The study notes that, on average, the institutions look quite different from institutions included in most of the previous studies that compared the outcomes of children in institutions and those in community settings. “Many institutions grew out of the community to meet the need of caring for the new wave of orphans and are a part of the community in a way that institutions in other regions and perhaps of the past were not. These institutions are not family-style/community care and they are not foster care, but they also do not look like institutions as we have come to think of them.”

The study suggests that researchers and policy makers need to: 1) gain a better understanding of these organic care structures and 2) ensure that they are not hindered by blanket policies about institutions.

“We’re not saying kids should be in institutions,” she emphasized. “We’re saying they’re not necessarily a bad option. We need to look at it as a feasible option for communities that are overwhelmed.”

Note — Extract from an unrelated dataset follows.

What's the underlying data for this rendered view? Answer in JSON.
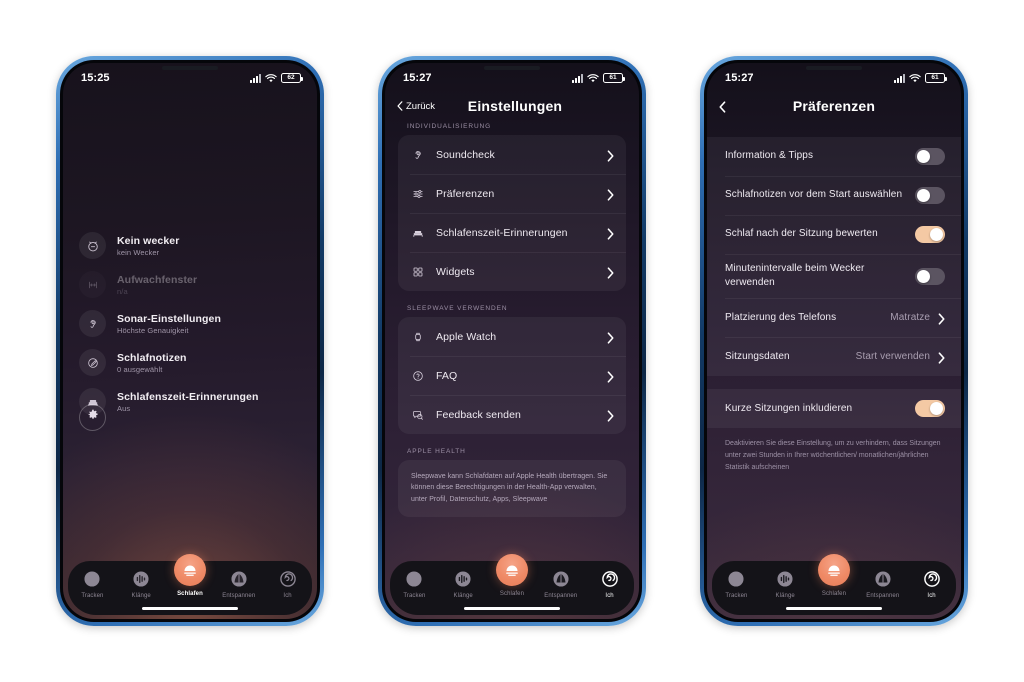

Whetten K, Ostermann J, Whetten RA, Pence BW, O'Donnell K, et al. 2009; A Comparison of the Wellbeing of Orphans and Abandoned Children Ages 6–12 in Institutional and Community-Based Care Settings in 5 Less Wealthy Nations; PLoS ONE 4(12): e8169. doi:10.1371/journal.pone.0008169